Then why do people think COVID-19 may be causing type 1 diabetes?

A common phrase in the research community is “correlation does not equal causation.” This is a common error in many media headlines—taking two things that happen to exist at the same time and assuming that one is causing the other.

In this case, it is understandable that people who recently experienced a COVID-19 infection and were later diagnosed with T1D think that the COVID caused the T1D. But as we know from our understanding of autoantibodies, these people were most likely already developing T1D.

Again, the CDC’s January 2022 report on risk for newly diagnosed diabetes in children who have had COVID-19 did not adequately explain this science, leading to a severe misunderstanding in media coverage. And most media reports also do not differentiate between types of diabetes.

Here’s where more questions get raised, though. There is very early-stage research that COVID-19 may have some sort of impact on beta cells—the cells within the pancreas that produce insulin. This does not equate to an immediate T1D diagnosis, but it does raise questions that further research will need to answer in the coming years about the impact of COVID-19 on our bodies.

Two specific studies have come out looking at what happens to the beta cells in someone who has had COVID-19. However, neither study was done on people who have been diagnosed with T1D after having COVID.

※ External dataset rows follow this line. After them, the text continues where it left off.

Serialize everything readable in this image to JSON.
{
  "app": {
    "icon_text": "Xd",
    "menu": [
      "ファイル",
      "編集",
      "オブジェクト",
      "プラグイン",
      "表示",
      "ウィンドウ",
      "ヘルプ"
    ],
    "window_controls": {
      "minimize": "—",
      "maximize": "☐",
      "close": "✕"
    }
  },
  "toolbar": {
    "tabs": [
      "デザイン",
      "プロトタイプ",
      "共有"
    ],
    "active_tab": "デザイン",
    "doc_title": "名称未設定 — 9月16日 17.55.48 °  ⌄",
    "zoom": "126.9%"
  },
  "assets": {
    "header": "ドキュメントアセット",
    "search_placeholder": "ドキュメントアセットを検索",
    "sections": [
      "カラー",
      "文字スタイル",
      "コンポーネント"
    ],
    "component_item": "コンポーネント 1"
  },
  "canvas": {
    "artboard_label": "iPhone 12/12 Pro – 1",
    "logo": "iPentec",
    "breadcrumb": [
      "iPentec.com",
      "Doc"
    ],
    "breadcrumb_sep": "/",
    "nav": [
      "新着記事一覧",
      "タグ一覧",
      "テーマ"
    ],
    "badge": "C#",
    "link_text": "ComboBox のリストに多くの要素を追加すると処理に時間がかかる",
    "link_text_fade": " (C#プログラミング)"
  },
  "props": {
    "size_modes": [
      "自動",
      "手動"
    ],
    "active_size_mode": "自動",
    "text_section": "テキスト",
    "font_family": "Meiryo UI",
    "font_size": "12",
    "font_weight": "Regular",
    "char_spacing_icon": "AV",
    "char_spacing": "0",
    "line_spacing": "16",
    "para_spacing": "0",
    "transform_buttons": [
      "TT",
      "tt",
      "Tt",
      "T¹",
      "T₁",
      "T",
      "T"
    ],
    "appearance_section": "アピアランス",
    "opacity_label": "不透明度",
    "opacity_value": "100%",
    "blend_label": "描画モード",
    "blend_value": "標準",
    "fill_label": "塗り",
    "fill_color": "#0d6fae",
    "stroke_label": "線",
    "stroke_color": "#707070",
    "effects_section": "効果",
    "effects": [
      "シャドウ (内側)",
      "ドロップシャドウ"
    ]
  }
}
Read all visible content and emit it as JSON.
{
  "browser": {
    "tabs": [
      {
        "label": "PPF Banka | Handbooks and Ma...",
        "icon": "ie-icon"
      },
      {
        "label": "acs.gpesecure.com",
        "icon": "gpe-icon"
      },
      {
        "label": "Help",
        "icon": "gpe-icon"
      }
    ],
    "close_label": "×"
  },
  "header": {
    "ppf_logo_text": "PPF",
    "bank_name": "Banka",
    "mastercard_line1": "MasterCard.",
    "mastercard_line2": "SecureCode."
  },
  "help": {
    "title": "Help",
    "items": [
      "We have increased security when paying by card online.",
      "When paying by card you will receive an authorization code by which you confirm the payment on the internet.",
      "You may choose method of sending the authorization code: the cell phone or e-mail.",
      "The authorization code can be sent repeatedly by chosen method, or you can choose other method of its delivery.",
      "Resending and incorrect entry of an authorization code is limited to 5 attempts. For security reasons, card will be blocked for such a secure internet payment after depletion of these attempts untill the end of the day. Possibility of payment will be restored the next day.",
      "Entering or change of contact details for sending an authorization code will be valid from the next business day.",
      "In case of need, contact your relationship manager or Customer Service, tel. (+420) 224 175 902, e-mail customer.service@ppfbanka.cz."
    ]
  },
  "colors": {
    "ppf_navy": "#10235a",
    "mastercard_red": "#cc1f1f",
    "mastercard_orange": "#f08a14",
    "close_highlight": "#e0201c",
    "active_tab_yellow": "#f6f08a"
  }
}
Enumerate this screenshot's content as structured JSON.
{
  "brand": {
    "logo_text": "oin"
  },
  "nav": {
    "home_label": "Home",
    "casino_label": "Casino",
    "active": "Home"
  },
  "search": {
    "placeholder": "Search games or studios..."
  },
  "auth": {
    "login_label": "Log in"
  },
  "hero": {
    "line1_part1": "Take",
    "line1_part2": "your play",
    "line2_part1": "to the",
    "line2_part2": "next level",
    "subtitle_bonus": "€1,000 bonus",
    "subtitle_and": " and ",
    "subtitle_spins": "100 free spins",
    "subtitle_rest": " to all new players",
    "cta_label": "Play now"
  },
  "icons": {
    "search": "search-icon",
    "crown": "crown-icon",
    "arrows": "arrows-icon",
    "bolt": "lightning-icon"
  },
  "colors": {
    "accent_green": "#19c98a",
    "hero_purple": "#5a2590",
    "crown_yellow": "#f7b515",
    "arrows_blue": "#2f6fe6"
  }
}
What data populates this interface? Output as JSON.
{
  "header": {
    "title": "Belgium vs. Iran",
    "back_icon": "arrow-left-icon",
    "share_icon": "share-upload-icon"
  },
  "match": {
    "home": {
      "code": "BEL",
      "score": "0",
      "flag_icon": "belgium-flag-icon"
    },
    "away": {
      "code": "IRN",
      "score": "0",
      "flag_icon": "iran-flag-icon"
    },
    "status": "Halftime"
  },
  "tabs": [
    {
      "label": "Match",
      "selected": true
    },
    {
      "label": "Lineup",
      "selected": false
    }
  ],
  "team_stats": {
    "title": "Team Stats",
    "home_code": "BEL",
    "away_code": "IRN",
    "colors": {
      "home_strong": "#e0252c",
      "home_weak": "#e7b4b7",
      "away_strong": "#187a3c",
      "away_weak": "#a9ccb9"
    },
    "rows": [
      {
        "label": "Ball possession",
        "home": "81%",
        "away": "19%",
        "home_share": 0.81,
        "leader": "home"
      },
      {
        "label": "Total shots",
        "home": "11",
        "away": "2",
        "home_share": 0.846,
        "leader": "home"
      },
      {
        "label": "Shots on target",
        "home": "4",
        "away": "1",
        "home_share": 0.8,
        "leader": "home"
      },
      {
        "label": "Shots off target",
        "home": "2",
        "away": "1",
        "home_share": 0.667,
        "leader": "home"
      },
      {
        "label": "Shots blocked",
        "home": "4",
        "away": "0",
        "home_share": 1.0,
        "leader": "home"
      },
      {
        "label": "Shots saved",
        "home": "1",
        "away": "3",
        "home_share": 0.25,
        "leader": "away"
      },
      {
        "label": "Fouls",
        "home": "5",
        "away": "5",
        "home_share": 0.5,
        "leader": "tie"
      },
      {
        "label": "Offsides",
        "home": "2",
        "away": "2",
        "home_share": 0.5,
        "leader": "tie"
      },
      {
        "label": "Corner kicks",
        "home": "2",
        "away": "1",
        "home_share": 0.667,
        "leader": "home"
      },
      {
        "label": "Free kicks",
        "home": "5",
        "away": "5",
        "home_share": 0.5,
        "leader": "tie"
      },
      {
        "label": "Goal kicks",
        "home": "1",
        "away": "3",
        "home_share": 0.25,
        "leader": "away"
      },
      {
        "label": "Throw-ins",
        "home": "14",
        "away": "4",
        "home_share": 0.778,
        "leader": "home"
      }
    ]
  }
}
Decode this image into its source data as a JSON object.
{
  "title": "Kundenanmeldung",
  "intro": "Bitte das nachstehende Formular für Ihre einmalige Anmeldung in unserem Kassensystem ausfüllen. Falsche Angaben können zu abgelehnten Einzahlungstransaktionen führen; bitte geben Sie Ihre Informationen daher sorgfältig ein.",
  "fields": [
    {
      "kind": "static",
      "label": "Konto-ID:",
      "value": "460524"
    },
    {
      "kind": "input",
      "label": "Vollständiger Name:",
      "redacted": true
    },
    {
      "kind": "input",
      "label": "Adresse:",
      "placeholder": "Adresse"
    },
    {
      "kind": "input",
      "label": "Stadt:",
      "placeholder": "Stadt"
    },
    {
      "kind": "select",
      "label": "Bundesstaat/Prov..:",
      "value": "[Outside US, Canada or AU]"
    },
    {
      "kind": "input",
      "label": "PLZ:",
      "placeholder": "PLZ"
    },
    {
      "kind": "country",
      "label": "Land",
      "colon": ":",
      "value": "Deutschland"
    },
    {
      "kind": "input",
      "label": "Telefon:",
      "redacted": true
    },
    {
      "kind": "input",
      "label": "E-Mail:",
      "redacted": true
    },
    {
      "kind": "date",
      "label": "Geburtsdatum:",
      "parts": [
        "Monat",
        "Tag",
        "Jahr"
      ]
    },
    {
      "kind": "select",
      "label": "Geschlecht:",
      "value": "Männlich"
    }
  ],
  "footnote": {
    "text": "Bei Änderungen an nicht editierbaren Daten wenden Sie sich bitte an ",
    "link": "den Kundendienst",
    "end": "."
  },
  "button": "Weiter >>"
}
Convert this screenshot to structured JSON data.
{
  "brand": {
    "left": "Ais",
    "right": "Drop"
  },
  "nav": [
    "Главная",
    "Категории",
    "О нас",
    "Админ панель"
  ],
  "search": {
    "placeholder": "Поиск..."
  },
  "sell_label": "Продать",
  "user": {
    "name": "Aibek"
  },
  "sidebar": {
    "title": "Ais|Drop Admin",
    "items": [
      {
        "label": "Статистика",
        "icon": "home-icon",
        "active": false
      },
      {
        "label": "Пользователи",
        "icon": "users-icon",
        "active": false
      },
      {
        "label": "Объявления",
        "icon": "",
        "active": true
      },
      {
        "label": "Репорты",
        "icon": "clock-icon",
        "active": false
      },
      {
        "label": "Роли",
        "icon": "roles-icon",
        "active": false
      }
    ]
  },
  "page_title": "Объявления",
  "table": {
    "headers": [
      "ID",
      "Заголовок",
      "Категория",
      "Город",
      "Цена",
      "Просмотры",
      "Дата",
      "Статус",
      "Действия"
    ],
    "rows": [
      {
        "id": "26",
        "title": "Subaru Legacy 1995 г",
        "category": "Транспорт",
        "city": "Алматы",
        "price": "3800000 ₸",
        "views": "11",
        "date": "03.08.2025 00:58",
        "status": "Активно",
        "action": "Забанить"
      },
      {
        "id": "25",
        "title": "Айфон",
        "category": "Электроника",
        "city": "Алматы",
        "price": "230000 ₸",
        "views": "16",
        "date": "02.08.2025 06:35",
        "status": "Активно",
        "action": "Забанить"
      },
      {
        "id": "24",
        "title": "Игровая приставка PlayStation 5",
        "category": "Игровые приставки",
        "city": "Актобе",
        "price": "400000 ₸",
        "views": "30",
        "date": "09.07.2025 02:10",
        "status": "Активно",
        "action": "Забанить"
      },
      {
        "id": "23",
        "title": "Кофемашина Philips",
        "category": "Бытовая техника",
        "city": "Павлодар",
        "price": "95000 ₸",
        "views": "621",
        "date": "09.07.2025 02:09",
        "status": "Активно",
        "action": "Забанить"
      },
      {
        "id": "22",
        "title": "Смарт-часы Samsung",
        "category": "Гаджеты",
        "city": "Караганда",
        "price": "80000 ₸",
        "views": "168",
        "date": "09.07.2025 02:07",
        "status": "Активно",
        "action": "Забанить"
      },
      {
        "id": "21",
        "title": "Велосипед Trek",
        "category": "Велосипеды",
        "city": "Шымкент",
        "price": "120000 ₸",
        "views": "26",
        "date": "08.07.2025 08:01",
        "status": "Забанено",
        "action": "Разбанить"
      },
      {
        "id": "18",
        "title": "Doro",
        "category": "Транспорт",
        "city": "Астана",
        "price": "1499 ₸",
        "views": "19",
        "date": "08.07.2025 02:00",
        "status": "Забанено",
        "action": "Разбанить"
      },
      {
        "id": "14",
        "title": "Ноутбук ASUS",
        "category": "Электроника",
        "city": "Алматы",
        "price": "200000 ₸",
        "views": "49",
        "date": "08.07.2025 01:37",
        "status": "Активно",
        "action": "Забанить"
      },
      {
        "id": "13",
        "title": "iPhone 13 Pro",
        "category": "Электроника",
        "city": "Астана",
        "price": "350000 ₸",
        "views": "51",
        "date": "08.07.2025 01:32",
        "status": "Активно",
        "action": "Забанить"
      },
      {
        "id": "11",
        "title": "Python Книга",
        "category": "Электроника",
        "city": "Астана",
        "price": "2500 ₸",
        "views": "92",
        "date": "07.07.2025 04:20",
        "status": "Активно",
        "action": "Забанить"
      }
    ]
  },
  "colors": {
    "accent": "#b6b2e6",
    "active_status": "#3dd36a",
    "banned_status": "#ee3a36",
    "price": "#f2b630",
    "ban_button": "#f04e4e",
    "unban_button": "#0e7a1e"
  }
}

One study analyzed the beta cells of people who did not have diabetes who had passed away from COVID. Another study showed that the COVID-19 virus could potentially infect insulin-producing cells, but this has only been demonstrated in stem-cell-derived beta cells, not in humans. In a petri dish environment, experts say many viruses yield these same results but these results do not cross over to humans.

Since the disease takes so long to develop, the overall conclusion from leading experts in diabetes research is that it will take at least five years, if not more, to truly determine if the COVID-19 virus is acting as an environmental factor that could increase rates of T1D.

Could COVID-19 be increasing rates of type 2 diabetes?

There’s a good chance the COVID-19 pandemic—both the disease itself and the resulting lifestyle impacts—could be increasing rates of type 2 diabetes, which is a metabolic disease caused by a complex mix of genetics, environmental impacts, socioeconomic disparities and lifestyle.

We’ve already seen this to be true in increasing rates of childhood-onset type 2 diabetes (T2D), particularly amongst children who have lost access to daily exercise and nutritious food because of school closures.

It’s also possible that people diagnosed with T2D during or after a COVID-19 infection have been living with undiagnosed T2D prior to having the virus. Going to the doctor to be tested and treated for COVID-19 could have led to basic testing of things like blood sugar, HbA1c, blood pressure, etc., leading to the sudden awareness of previously undiagnosed T2D.

What can you do?

Avoiding COVID-19 is still the goal, as the virus can lead to a large variety of long-term health issues, like long-haul COVID-19. It is best to stay as healthy as possible now.

Editor’s Note: The only known exception to the length of time it takes for T1D to develop is with a medication used to treat cancer. This medication can sometimes trigger the rapid development of T1D over the course of weeks.

WRITTEN BY Lala Jackson + Ginger Vieira, POSTED 01/31/22, UPDATED 12/14/22

​​Lala​ Jackson (director of content) and Ginger Vieira (senior content manager) both live with type 1 diabetes. ​​Lala is a communications strategist and author who joined the diabetes non-profit space in 2016​. Ginger ​has ​spent the last 15 years writing ​a variety of books on diabetes and authoring resources and stories ​for Diabetes Mine, Healthline, T1D Exchange, Diabetes Strong​,​ and more.​